New Castle Superintendent Dr. Matt Shoemaker recently updated his school board about the district’s cyber monitoring program and partnership with a local mental health provider.

For the past year, the New Castle technology department has used the cyber-monitoring tool Bark for all elementary student accounts and Gaggle for all middle and high school accounts.

According to the company’s website, Bark for Schools was developed as a response to the tragic Parkland shooting, as a way to help schools protect students at no cost to them or their communities.

Bark for Schools monitor Gmail and Google Classroom accounts “for signs of cyberbullying, suicidal ideation, sexual predators, school shootings, and more.”

Shoemaker explained the Bark system sends an alert to the tech department if a New Castle student is threatening to harm themself or harm somebody else.

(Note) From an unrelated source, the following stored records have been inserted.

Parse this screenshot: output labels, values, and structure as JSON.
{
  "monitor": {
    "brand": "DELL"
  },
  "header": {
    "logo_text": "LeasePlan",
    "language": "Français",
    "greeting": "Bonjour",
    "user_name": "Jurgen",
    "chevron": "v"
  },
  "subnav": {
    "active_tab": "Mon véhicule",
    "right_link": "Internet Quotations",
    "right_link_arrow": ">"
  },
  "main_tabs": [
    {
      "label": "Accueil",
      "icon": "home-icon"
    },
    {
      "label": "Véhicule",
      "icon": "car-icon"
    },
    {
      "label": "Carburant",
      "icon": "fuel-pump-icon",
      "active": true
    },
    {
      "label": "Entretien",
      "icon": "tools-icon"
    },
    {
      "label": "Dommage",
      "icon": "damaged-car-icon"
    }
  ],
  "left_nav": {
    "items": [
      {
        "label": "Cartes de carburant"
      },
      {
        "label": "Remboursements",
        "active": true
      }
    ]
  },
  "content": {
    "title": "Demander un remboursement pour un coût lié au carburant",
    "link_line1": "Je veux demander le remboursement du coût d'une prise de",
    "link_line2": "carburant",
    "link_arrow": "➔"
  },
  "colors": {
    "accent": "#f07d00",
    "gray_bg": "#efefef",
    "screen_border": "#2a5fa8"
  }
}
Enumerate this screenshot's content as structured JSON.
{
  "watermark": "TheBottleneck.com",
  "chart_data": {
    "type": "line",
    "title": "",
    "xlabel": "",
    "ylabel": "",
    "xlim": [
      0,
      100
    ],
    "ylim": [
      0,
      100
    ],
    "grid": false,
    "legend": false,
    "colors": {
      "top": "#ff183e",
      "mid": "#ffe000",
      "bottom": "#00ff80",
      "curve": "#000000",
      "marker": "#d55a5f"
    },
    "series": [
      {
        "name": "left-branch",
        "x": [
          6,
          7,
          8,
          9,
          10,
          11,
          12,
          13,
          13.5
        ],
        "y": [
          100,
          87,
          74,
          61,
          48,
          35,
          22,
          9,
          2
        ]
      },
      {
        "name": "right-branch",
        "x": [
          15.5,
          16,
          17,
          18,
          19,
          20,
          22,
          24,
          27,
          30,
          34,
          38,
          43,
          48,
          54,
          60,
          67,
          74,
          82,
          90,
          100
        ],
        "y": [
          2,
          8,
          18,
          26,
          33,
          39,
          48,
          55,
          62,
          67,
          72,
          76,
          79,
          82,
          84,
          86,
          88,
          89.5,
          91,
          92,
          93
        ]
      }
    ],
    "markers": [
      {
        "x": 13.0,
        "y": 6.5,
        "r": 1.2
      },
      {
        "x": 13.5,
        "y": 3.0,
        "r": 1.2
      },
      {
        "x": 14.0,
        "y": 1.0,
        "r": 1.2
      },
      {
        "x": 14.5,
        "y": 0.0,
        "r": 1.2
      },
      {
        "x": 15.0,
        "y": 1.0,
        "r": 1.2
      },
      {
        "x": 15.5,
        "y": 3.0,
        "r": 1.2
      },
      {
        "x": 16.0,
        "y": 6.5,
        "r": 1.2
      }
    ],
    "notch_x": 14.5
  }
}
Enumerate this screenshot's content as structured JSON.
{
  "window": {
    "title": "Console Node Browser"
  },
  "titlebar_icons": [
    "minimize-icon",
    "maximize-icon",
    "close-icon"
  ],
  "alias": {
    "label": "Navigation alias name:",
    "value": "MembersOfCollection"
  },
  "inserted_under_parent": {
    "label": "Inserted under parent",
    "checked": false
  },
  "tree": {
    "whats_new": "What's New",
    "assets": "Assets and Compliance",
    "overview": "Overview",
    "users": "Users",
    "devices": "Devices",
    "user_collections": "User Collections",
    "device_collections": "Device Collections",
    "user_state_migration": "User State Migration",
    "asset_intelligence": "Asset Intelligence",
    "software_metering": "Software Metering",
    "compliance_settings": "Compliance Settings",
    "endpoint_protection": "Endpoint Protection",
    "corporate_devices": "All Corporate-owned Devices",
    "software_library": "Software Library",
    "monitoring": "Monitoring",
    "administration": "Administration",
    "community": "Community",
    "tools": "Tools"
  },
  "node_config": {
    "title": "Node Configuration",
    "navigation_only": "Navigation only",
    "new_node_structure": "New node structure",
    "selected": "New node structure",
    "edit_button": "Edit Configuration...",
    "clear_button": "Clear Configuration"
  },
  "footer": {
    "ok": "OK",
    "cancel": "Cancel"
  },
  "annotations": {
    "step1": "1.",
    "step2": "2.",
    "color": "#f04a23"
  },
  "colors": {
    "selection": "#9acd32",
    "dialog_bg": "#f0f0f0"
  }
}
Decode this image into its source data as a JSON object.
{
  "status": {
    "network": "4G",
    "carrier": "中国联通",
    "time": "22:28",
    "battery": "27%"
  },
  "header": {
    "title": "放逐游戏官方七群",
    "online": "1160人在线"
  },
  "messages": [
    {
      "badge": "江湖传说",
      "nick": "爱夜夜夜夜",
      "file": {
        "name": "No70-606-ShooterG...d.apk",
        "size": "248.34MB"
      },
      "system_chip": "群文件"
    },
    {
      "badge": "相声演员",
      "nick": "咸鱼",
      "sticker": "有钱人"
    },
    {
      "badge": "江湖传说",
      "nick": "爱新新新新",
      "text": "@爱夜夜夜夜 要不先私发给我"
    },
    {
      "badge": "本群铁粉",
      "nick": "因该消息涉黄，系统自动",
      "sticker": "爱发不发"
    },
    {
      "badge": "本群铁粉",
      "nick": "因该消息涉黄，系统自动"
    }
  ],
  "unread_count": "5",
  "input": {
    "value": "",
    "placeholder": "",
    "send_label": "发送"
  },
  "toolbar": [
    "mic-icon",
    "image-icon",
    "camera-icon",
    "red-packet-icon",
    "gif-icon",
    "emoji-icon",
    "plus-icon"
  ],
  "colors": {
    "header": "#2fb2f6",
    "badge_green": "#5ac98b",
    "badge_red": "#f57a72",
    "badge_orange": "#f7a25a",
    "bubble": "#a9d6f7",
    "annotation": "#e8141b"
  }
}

“They’ll key in on code words of cyberbullying and forward them to us so we can address it,” Shoemaker said.

Starting next school year, the school devices of all New Castle students will be monitored by Gaggle K-12.

“It’s a little bit more sensitive and it has a human filtering component,” Shoemaker said.

Technology Director Dustin Chew said Gaggle has been credited with saving a few hundred lives across the country.

“A lot of schools use it just for this. It’s about our children’s safety,” Chew said.

Shoemaker told the New Castle school board the monitoring services seem to be working, even if parents don’t realize the safety net is there.

He acknowledged some people might consider the cyber-monitoring to George Orwell’s “Big Brother.”

“It’s ‘Big Brother’ to protect our kids,” Shoemaker said.  “I’ve gotten a call at 9 or 10 at night on a Friday (saying) ‘Hey, we’ve got a kid that’s threatening suicide.’”

Along with new technology, the city’s schools are bringing more people into buildings to help students in crisis.

“We’re committed to our counselors,” Shoemaker said.

New Castle Community School Corporation recently partnered with mental health provider Centerstone.

“Next year, we’ll have a social worker in every school, which is phenomenal,” Shoemaker said.

He thanked NCCSC Director of Curriculum Sherri Bergum for her work over the past two years to make sure New Castle schools are addressing mental health issues by promoting the role of school counselors and on-site social workers.

Bergum has said in the past that New Castle teachers go above and beyond to help their students, but the counselors are especially trained to help students with the mental health and traumatic life issues they bring to school today.

“A lot of safety comes from the social-emotional health of these children,” Bergum said.

New Castle Community School Corporation also plans to implement the Social-Emotional Learning (SEL) Newsela curriculum for kindergarten through sixth grade students.

According to Newsela, an education technology company, this curriculum is designed to support academic achievement by promoting responsible decision-making, building and maintaining personal relationships, effective communication, managing stress and setting goals.

“Research points out that acquiring these skills does not detract from academic performance,” Newsela said. “It enhances it, creating classroom success today and career success tomorrow.”

New Castle administrators are also working to bring more suicide-prevention training to staff members.

Some non-certified NCCSC employees already took initiative by completing suicide-prevention training during eLearning days earlier this year.

Indiana law requires every public school corporation to have one staff member trained as a safety specialist.

“We actually have eight,” Shoemaker told his board. “And we plan to have more trained.”

Visit www.nccsc.k12.in.us/new-castle-school-corporation-safety-security-initiatives-april-2019 to see a full report of the steps NCCSC has taken and plans to take in order to keep New Castle students safe.